School leaders in Wales are to be re-balloted in a bid to secure a fresh mandate for industrial action, which could include strike action.
In March, members of school leaders’ union NAHT Cymru voted to reject an offer from the Welsh government covering both 2022/23 and 2023/24 in their dispute over pay, workload and funding.
The government nevertheless awarded the 3% pay uplift offered for the current academic year, but despite its assurances this would be fully funded, concerns among NAHT members that this would not be the case have proved justified in many areas of the country.
Talks have taken place over recent weeks between NAHT, the Welsh government and local government employers. But a breakthrough has so far proved elusive, with a promised review of funding for both school budgets and pay awards still being discussed and an agreement to reduce workload still not finalised.
NAHT members have been taking action short of strike since January, when 95% of participants in NAHT’s first ballot supported this option – while a majority, 75%, also supported strike action. But this mandate expires in July, prompting the decision to run a new ballot, when both options will again be on the table.
The ballot begins next Thursday, June 1 and will run until Tuesday, 27 June.
NAHT Cymru director Laura Doel, said: “As our members feared, the fully funded pay award they were promised for the current academic year has not materialised in many areas.

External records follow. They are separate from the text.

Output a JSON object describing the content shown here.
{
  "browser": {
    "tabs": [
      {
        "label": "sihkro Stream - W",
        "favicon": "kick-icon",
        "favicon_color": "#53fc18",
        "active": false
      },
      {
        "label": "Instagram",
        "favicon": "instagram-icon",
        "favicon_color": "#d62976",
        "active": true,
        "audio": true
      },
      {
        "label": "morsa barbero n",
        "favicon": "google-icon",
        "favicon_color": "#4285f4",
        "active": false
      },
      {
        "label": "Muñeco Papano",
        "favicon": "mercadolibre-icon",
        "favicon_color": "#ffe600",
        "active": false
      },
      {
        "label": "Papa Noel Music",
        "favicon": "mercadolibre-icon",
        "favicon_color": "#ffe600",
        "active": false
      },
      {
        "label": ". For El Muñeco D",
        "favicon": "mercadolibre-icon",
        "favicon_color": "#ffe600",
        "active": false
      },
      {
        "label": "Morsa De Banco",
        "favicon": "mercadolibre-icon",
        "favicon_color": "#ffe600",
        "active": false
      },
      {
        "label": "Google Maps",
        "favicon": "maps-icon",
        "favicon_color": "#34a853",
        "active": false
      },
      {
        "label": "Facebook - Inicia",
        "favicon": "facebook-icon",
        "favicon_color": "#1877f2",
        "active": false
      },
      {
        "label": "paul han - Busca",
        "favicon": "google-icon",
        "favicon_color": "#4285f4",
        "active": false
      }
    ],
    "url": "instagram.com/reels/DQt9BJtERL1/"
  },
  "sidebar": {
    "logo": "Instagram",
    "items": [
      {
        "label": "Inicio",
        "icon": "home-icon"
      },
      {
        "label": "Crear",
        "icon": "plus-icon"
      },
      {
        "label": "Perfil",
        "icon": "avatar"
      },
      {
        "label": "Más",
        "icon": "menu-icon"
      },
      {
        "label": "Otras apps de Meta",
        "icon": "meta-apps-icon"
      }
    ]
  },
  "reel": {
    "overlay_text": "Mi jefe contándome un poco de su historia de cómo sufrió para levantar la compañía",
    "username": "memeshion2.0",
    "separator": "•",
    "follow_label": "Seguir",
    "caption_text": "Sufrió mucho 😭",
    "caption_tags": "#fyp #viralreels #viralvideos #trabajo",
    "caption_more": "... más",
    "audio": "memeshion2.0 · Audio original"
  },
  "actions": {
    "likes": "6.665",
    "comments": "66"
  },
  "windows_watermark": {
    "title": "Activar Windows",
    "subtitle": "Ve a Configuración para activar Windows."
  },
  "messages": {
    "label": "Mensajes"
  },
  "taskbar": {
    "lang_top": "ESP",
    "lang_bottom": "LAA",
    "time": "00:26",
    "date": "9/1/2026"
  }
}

Some are already being forced to make cuts to their school budgets, including redundancies, and as things stand, more will have to do so from September.
“We have continued to talk to the Welsh government and employers over an agreement on funding and workload, and the pay offer itself, which remains significantly below inflation and is therefore effectively a further pay cut.
“However, we’re still waiting for acceptable proposals to be worked out and presented to us and this shows our members were absolutely right to reject the government’s offer in March.
“In the absence of tangible progress, we have no choice but to seek to renew our mandate to take industrial action up to and including strike.”
Paul Whiteman, NAHT’s general secretary, added: “It is simply unacceptable that our members are having to cut school budgets to afford even a below-inflation pay offer.
“This places additional strain on school leaders whose wellbeing is already suffering amid unsustainable levels of workload and stretched budgets, fuelling a growing staff recruitment and retention crisis.
“With the best will in the world, this inevitably harms children’s education.
“We urge the Welsh government and the Welsh Local Government Association to stop dragging their heels and come up with a fair and comprehensive package to end this dispute once and for all.”
The government’s previous offer included an additional payment of 3% for this academic year (2022/23), made up of a 1.5% consolidated award and a further 1.5% unconsolidated lump-sum. The offer also included a further pay rise of 5% from September 2023, plus an agreement on workload.
NAHT Cymru’s action short of strike, which will continue pending the outcome of the new ballot, means that union members who are employed as headteachers, deputy headteachers, assistant headteachers and middle leaders will:
- refuse to provide information regarding staff participation in industrial action,
- abstain from facilitating or arranging cover for those taking part in any action,
- refuse to facilitate any unsolicited school visits,
- refuse to participate in and/or respond to any/all consultations, surveys, projects, meetings, webinars or data requests from the LA, consortia or Welsh Government,
- refuse to take part in and/or restrictions on the availability to receive or respond to calls, emails before 9am or after 3pm,
- abstain from attending meetings after 5pm,
- and refuse to engage with Estyn beyond statutory requirements.